At this point, it would be surprising it you haven’t at least heard about the pump track phenomenon sweeping the scene. It’s for good reason too- pump tracks are super fun, and not only provide a great way to build handling skills, but they don’t require as much space as dirt jumps.
We’ll get into the history as well as design elements of some of the rad pump tracks we’ve had to pleasure to zip around later. However, before going forward, it is safe to say most have been inspired to build tracks based on this single YouTube clip, filmed in Pro mountain biker Mark Weir’s backyard:
Mark Weir’s back yard – Novato, CA
It’s sick, huh? I was fortunate enough to visit the “Peacock Pit” (as it’s fondly titled due to the peacocks roaming around) a few times. It is ridiculously fun to ride.
Izaak Van Horn’s back yard – Medford, OR
This clip inspired my brother Izaak so much he converted his modest back yard into a pump track as well.
The size of the track is a bit limited due to the fact he needed to keep some of the yard intact for the kids to play in. (That tent is my home when I’m visit btw) That didn’t stop him from expanding it a bit with a second, slalom-like line.
Patty’s back yard – Portland, OR
Izaak’s pump track in turn, inspired some of our friends that came through on a road trip- here’s what they ended up coming up with in a back yard in Portland, Oregon.
They’re not done yet either; recent upgrades have included a bowl and a wallride. No video on this one- yet.
the Fix in Boulder, CO
We sessioned a super sweet pump track/ dirt jump park set up behind the Fix Bike Shop in Boulder, CO that we visited in January.
The Fix definitely has one of the raddest backyards we’ve seen to date. It crosses the line from backyard fun to full blown bike park, with pro and intermediate dirt jump lines as well. If I lived in Boulder, I’d be here a few times a week, digging and riding. Fo’ sure.
Goldstream Sports, Fairbanks, AK
We also rode and worked on a pump track at Goldstream Sports, in Fairbanks, Alaska. (More on that one later.)
This was probably one of my favorite days of trail building while on the road- after a day of workshops and trail work, we added a whole new section to the pump track.
It being Alaska, it didn’t get dark until almost 1 or so. We ended up digging and eating BBQ and beers for at least four hours more, ending at well after 9pm. (After starting our day at 9am) That’s my kind of day.
A pump track we found when we drove through Nelson, BC
Not a backyard, and only temporary, but still cool: Pump track at Sea Otter
Every year they build a ton of cool stuff and tear it down after the event. Such a waste.
Smallest Pump track ever? Portland, OR

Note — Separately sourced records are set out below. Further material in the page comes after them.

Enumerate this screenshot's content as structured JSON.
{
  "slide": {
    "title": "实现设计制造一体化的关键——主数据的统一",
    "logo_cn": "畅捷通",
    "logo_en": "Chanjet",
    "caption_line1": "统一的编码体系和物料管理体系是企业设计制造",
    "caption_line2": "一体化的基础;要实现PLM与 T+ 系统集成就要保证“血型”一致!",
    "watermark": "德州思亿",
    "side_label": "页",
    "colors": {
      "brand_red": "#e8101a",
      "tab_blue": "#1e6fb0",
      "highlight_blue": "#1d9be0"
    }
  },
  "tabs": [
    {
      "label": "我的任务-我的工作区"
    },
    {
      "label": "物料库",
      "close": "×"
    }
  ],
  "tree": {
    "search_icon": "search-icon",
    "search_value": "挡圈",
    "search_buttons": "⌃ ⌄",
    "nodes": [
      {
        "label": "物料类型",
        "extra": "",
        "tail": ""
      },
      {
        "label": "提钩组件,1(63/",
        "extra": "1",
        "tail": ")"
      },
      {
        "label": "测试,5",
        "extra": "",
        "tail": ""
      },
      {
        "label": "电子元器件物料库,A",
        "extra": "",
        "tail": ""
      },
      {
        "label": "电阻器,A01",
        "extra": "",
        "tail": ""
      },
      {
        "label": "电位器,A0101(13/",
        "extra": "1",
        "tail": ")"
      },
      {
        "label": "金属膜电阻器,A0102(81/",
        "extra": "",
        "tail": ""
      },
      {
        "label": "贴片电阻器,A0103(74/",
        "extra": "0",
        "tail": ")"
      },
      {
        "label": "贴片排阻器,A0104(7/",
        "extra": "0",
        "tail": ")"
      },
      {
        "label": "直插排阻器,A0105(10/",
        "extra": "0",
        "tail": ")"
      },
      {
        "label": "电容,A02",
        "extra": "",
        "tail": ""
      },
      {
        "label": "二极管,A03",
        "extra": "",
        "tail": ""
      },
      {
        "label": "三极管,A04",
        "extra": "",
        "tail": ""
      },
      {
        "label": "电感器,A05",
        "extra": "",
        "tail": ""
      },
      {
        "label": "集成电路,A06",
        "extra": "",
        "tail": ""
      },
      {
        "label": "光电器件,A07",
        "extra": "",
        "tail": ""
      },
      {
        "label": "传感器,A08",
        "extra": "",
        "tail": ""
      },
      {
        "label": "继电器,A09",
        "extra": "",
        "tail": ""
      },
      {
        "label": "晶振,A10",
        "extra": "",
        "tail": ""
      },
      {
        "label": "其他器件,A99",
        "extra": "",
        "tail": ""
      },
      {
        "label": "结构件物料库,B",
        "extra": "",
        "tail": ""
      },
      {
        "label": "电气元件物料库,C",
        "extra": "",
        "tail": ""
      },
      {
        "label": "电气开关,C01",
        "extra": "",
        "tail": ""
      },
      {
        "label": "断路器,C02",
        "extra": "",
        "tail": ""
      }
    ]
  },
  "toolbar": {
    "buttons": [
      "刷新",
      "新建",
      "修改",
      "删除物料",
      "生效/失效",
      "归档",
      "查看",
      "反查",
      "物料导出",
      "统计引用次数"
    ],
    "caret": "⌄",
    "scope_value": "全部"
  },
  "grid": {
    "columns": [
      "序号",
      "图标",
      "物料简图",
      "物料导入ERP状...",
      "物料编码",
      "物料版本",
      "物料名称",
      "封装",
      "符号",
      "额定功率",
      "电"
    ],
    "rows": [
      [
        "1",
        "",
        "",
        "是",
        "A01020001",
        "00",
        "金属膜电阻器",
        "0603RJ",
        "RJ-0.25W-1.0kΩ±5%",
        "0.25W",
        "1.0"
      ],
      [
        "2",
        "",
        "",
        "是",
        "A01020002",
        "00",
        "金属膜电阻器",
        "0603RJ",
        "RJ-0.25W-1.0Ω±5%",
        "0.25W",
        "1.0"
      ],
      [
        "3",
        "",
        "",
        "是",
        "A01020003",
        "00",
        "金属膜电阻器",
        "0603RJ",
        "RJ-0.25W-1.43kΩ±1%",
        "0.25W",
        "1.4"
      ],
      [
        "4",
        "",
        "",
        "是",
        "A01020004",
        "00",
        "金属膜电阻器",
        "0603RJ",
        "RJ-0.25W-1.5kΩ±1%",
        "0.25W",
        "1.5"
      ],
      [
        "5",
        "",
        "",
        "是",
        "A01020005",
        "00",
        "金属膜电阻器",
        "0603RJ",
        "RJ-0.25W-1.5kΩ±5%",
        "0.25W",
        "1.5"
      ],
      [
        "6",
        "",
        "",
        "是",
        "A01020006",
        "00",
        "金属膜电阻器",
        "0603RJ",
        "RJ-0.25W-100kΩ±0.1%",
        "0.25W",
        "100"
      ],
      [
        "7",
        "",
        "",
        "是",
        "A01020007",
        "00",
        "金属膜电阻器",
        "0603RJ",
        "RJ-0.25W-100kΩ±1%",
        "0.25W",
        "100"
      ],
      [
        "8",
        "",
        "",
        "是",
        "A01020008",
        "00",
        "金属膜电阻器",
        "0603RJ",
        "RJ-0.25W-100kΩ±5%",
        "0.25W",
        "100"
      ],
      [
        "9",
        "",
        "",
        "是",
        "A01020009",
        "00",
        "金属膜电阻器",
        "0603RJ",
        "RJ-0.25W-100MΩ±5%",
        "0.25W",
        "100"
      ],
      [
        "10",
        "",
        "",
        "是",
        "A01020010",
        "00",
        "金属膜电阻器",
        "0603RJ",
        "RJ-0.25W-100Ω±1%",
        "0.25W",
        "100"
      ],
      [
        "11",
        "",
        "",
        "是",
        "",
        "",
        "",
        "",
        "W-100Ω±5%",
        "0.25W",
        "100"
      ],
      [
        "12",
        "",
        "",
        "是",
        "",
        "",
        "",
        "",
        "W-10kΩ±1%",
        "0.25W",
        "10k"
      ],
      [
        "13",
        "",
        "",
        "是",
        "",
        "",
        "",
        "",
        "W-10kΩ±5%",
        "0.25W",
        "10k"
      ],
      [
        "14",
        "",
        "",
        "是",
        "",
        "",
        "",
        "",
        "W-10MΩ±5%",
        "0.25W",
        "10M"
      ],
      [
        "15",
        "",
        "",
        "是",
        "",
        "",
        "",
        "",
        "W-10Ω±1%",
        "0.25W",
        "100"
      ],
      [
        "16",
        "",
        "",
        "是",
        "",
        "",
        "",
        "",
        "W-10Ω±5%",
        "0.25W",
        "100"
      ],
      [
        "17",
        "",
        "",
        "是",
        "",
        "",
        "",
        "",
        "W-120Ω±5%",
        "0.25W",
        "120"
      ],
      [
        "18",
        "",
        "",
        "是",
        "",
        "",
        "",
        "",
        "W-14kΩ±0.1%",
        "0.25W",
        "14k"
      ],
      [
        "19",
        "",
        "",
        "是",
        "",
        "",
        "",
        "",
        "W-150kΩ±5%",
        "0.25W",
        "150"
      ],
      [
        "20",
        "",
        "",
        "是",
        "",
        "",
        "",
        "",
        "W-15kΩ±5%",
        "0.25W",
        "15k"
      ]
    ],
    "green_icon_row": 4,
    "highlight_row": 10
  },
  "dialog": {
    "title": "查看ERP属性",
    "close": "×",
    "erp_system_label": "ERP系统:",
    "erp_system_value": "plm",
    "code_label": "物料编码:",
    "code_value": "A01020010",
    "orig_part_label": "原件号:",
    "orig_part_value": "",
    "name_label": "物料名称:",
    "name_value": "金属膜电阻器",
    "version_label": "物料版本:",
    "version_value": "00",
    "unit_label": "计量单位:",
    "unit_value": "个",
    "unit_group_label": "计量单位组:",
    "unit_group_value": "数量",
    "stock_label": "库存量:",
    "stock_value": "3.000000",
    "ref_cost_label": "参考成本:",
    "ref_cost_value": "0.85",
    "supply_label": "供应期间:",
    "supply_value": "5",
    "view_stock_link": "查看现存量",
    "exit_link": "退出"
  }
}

You don’t need a lot of space to make a track. This is the smallest track I’ve ever seen, and it was definitely tight and technical.
These are just a few of the cool backyards we rode this year-what are you waiting for? If you have a yard, all you need is some good dirt, a few shovels and rakes, (a pulaski is nice to have on hand too) and water.